Shanghai Has No Flower (detail), 2009. Chinese ink on Anhui xuan paper, 33 x 395 cm.

In the China Pavilion of the Shanghai Expo, the image of Qingming Festival—the twelfth-century work of Zhang Zeduan of the Northern Song—is projected onto the wall. By now, this famous painting has played itself out as a popular, massive, dynamic ink creation—throughout the course of Chinese art history, Zhang’s depiction of the Bianjing city marketplace eight hundred years ago has served as a classic portrayal of ancient city life; more often than not, it has been the archetype that people of each period have sought out in their own recollections. But circumstances change with the passage of time, and the indubitable obsolescence of this grand scroll depiction of the northern folk of old has been exposed by the work of a contemporary artist in the present Shanghai.

The soul of Shanghai is under the Expo’s many national flags, in an alleyway—this is the place where Wang Taocheng has settled.
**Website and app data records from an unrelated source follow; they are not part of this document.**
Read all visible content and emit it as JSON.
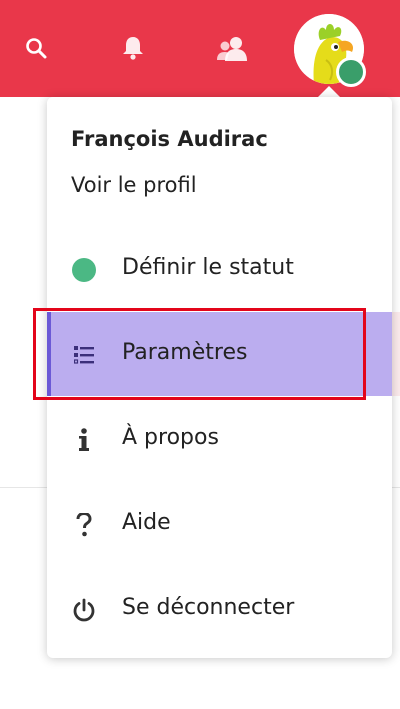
{
  "colors": {
    "header": "#e9374a",
    "active_bg": "#bbadef",
    "status_online": "#4bb884",
    "highlight": "#e3051a"
  },
  "header": {
    "icons": [
      "search-icon",
      "bell-icon",
      "contacts-icon"
    ],
    "avatar": "parrot-avatar"
  },
  "user_menu": {
    "user_name": "François Audirac",
    "view_profile": "Voir le profil",
    "items": [
      {
        "label": "Définir le statut",
        "icon": "status-online-icon"
      },
      {
        "label": "Paramètres",
        "icon": "settings-list-icon",
        "active": true
      },
      {
        "label": "À propos",
        "icon": "info-icon"
      },
      {
        "label": "Aide",
        "icon": "help-icon"
      },
      {
        "label": "Se déconnecter",
        "icon": "power-icon"
      }
    ]
  }
}
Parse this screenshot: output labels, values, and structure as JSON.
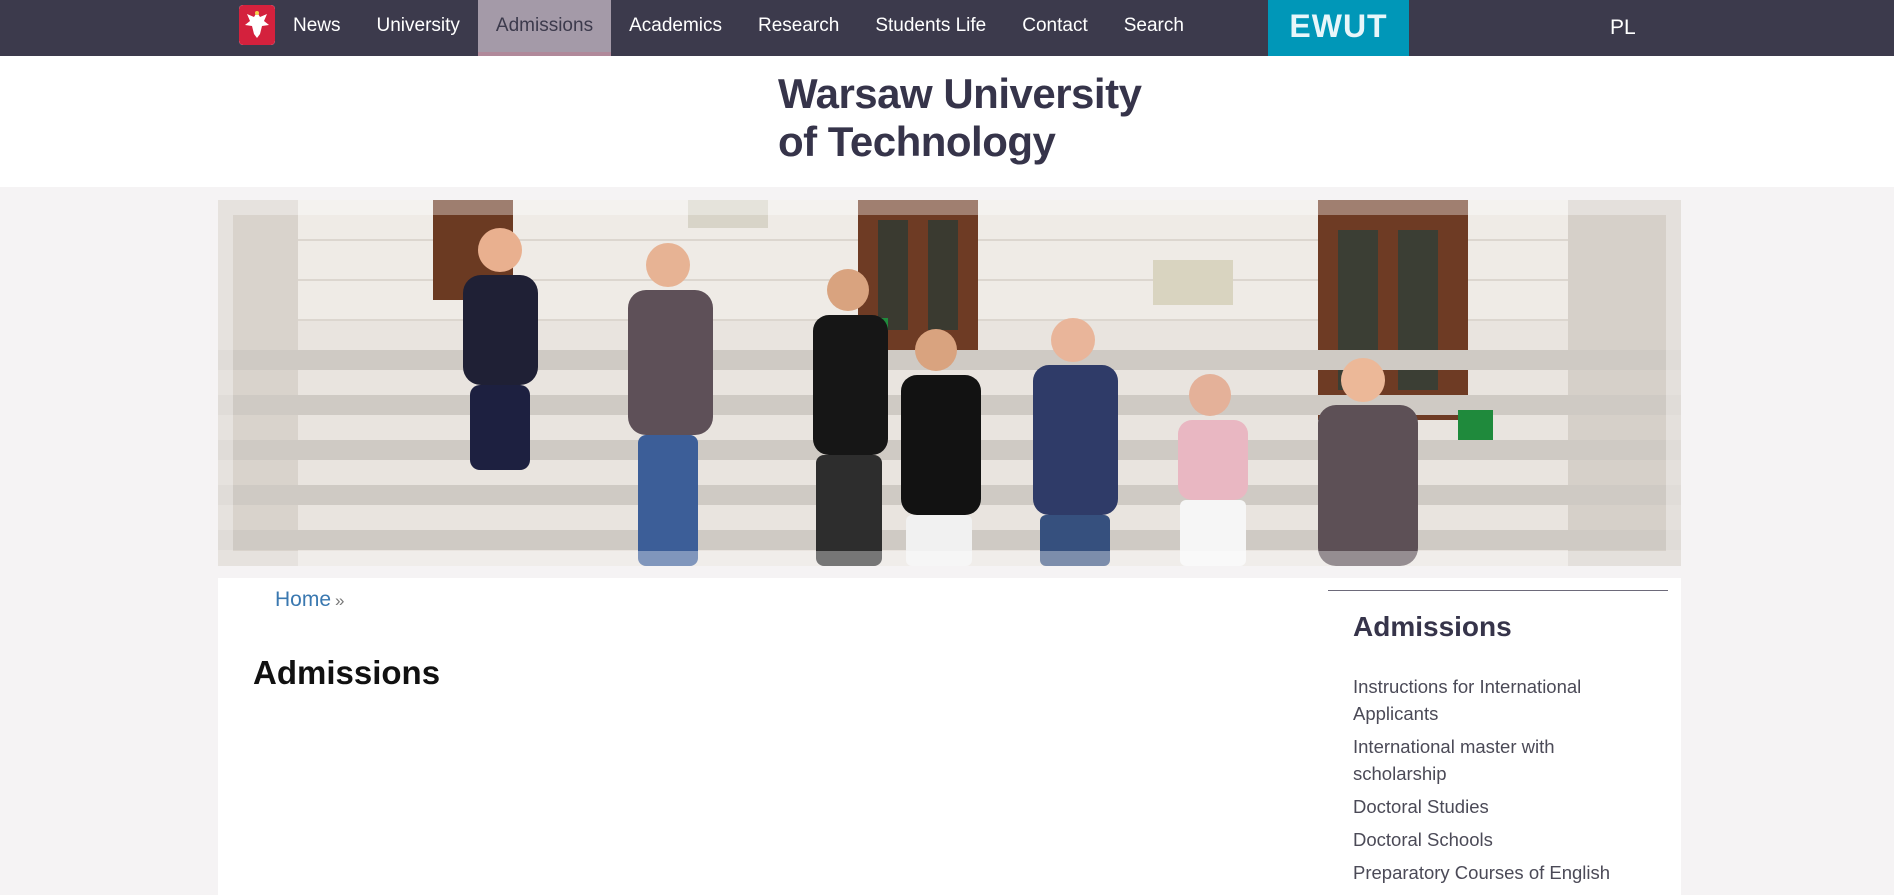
{
  "nav": {
    "items": [
      "News",
      "University",
      "Admissions",
      "Academics",
      "Research",
      "Students Life",
      "Contact",
      "Search"
    ],
    "active": "Admissions",
    "ewut_logo": "EWUT",
    "language": "PL"
  },
  "header": {
    "brand_line1": "Warsaw University",
    "brand_line2": "of Technology"
  },
  "breadcrumb": {
    "home": "Home",
    "separator": "»"
  },
  "main": {
    "title": "Admissions"
  },
  "sidebar": {
    "heading": "Admissions",
    "links": [
      "Instructions for International Applicants",
      "International master with scholarship",
      "Doctoral Studies",
      "Doctoral Schools",
      "Preparatory Courses of English"
    ]
  },
  "colors": {
    "nav_bg": "#3c3a4c",
    "active_bg": "#a49aa8",
    "ewut_bg": "#0097b8",
    "link": "#3a78b0"
  }
}
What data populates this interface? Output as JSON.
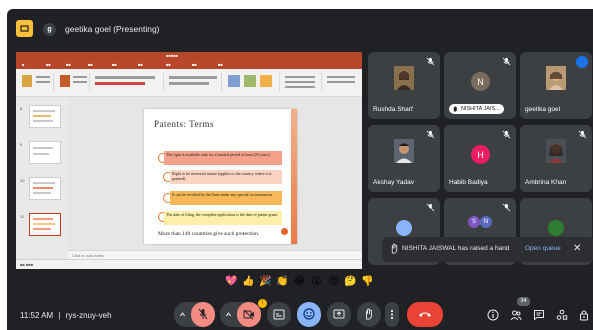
{
  "meeting": {
    "presenter_initial": "g",
    "presenting_label": "geetika goel (Presenting)",
    "time": "11:52 AM",
    "separator": "|",
    "meeting_code": "rys-znuy-veh"
  },
  "presentation": {
    "slide_title": "Patents: Terms",
    "rows": [
      "The right is available only for a limited period of time (20 years).",
      "Right to be territorial nature (applies to the country where it is granted).",
      "It can be revoked by the State under any special circumstances.",
      "The date of filing, the complete application is the date of patent grant."
    ],
    "last_line": "More than 140 countries give such protection.",
    "thumb_numbers": [
      "8",
      "9",
      "10",
      "11"
    ],
    "notes_hint": "Click to add notes"
  },
  "participants": [
    {
      "name": "Rushda Sharf",
      "type": "photo",
      "muted": true
    },
    {
      "name": "NISHITA JAIS...",
      "type": "avatar",
      "initial": "N",
      "color": "#7b6b5c",
      "muted": true,
      "hand_raised": true
    },
    {
      "name": "geetika goel",
      "type": "photo",
      "muted": false,
      "speaking": true
    },
    {
      "name": "Akshay Yadav",
      "type": "photo",
      "muted": true
    },
    {
      "name": "Habib Badiya",
      "type": "avatar",
      "initial": "H",
      "color": "#e91e63",
      "muted": true
    },
    {
      "name": "Ambrina Khan",
      "type": "photo",
      "muted": true
    }
  ],
  "partial_tile": {
    "initials": [
      "S",
      "N"
    ]
  },
  "toast": {
    "message": "NISHITA JAISWAL has raised a hand",
    "action": "Open queue",
    "close": "✕"
  },
  "reactions": [
    "💖",
    "👍",
    "🎉",
    "👏",
    "😂",
    "😮",
    "😢",
    "🤔",
    "👎"
  ],
  "controls": {
    "people_count": "34",
    "present_badge": "!"
  },
  "colors": {
    "meet_bg": "#202124",
    "tile_bg": "#3c4043",
    "leave_red": "#ea4335",
    "mic_off_red": "#f28b82",
    "accent_blue": "#8ab4f8",
    "ppt_orange": "#b7472a"
  }
}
The artist’s hometown, Chengdu, is a place rich with the aura of an old city marketplace, where neighborhood gossip spreads from one street corner mahjong table to another, and where residents take themselves more seriously than anything else. As far as they are concerned, their little town-bound existence is a very serious matter, and infighting schemes and intrigues classify as soul-stirring events. Though born in the eighties, Wang Taocheng is skilled when it comes to picking up on these critical trivialities; whether out of the plot of a film or the reality of neighborhood trifles, he can take a tableau of petty arguments and transform it into the squeakings and squawkings of the lively original scene. His use of ink gives his paintings even more of an old-fashioned sensibility, one that surpasses his age. The medium also gives each scene that feeling of that humidity so unique to the south, in such an intimate way that viewing becomes traveling.

Wang Taocheng’s own image appears in each of one of his creations—his handlebar mustache or his ambiguously feminine face occasionally ride along the clouds and mount the mists with the charm of a bodhisattva in a Sui or Tang mural. It is from this position of omnipotence that he flies from window ledge to window ledge in his paintings, poised in his voyeurism and earnest in his story-telling. He positions himself in thin air, extending his senses as far as possible beyond the self so as to learn about the objects of his work; Wang plays a role that transcends male or female, reality or fantasy. People who focus in on the trifles do not care who they are themselves, they just stick their noses into the lives of others. The ability to sneak into everybody else’s life, then, becomes the ultimate kind of transformation.

In the dim gallery, the viewer can take a pushan (palm leaf fan) and a flashlight from the table, and instantly assume the role of an idle outsider poking around after the latest news. Gossip is spread across the table, and rising out of the pile are the twelve seasoned town gossip providers on whom curious people depend. By the dim light of flashlights it is actually possible to examine, and in turn to become the person who lives to converse.

Presumably, Zhang Zeduan also had a deep reaching understanding of the trifles of the city marketplace when he painted Qingming Festival. Choosing not to depict that scene would have meant not doing enough to express the joy of its trivialities. Whether it is Zhang Zeduan’s north or Wang Taocheng’s south, ancient or contemporary, both are about the refreshing experience of strolling through the streets. The beauty of the Chinese city exists most in those public spaces where people can enjoy one another’s lives—and where their lives and the lives of those around them are watched by a transparent person who represents the whole event, riding the clouds, mounting the mists, and spreading his wings.     Li Qi